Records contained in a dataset

====

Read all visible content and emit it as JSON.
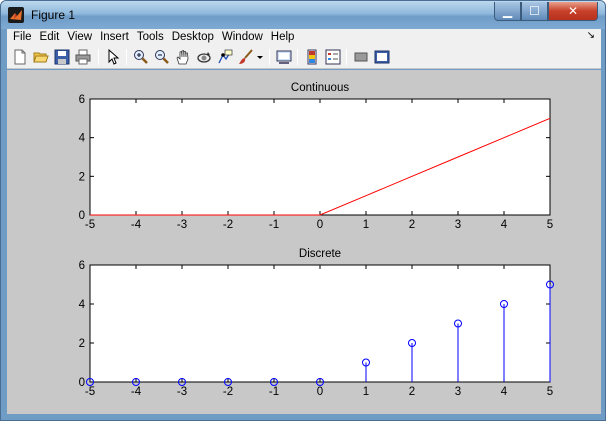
{
  "window": {
    "title": "Figure 1",
    "controls": {
      "minimize": "▁",
      "maximize": "☐",
      "close": "✕"
    }
  },
  "menubar": {
    "items": [
      "File",
      "Edit",
      "View",
      "Insert",
      "Tools",
      "Desktop",
      "Window",
      "Help"
    ],
    "overflow_arrow": "↘"
  },
  "toolbar": {
    "icons": [
      "new-figure-icon",
      "open-file-icon",
      "save-icon",
      "print-icon",
      "pointer-icon",
      "zoom-in-icon",
      "zoom-out-icon",
      "pan-hand-icon",
      "rotate-3d-icon",
      "data-cursor-icon",
      "brush-icon",
      "brush-dropdown-icon",
      "link-plot-icon",
      "insert-colorbar-icon",
      "insert-legend-icon",
      "hide-plot-tools-icon",
      "show-plot-tools-icon"
    ]
  },
  "chart_data": [
    {
      "type": "line",
      "title": "Continuous",
      "xlabel": "",
      "ylabel": "",
      "xlim": [
        -5,
        5
      ],
      "ylim": [
        0,
        6
      ],
      "xticks": [
        "-5",
        "-4",
        "-3",
        "-2",
        "-1",
        "0",
        "1",
        "2",
        "3",
        "4",
        "5"
      ],
      "yticks": [
        "0",
        "2",
        "4",
        "6"
      ],
      "x": [
        -5,
        -4,
        -3,
        -2,
        -1,
        0,
        1,
        2,
        3,
        4,
        5
      ],
      "y": [
        0,
        0,
        0,
        0,
        0,
        0,
        1,
        2,
        3,
        4,
        5
      ],
      "color": "#ff0000",
      "grid": false
    },
    {
      "type": "stem",
      "title": "Discrete",
      "xlabel": "",
      "ylabel": "",
      "xlim": [
        -5,
        5
      ],
      "ylim": [
        0,
        6
      ],
      "xticks": [
        "-5",
        "-4",
        "-3",
        "-2",
        "-1",
        "0",
        "1",
        "2",
        "3",
        "4",
        "5"
      ],
      "yticks": [
        "0",
        "2",
        "4",
        "6"
      ],
      "x": [
        -5,
        -4,
        -3,
        -2,
        -1,
        0,
        1,
        2,
        3,
        4,
        5
      ],
      "y": [
        0,
        0,
        0,
        0,
        0,
        0,
        1,
        2,
        3,
        4,
        5
      ],
      "color": "#0000ff",
      "marker": "circle",
      "grid": false
    }
  ]
}
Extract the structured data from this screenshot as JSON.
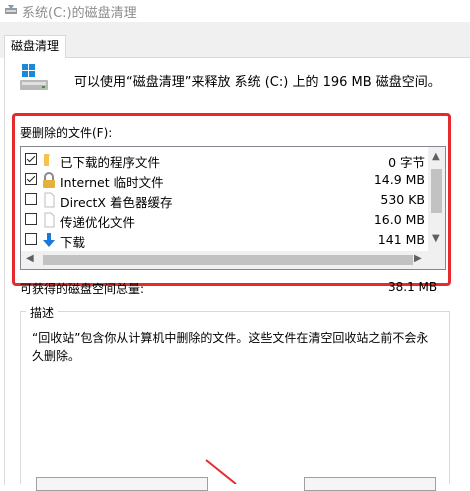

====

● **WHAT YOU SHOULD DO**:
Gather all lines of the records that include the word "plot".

● **YOUR RESPONSE**:
      "link-plot-icon",
      "hide-plot-tools-icon",
      "show-plot-tools-icon"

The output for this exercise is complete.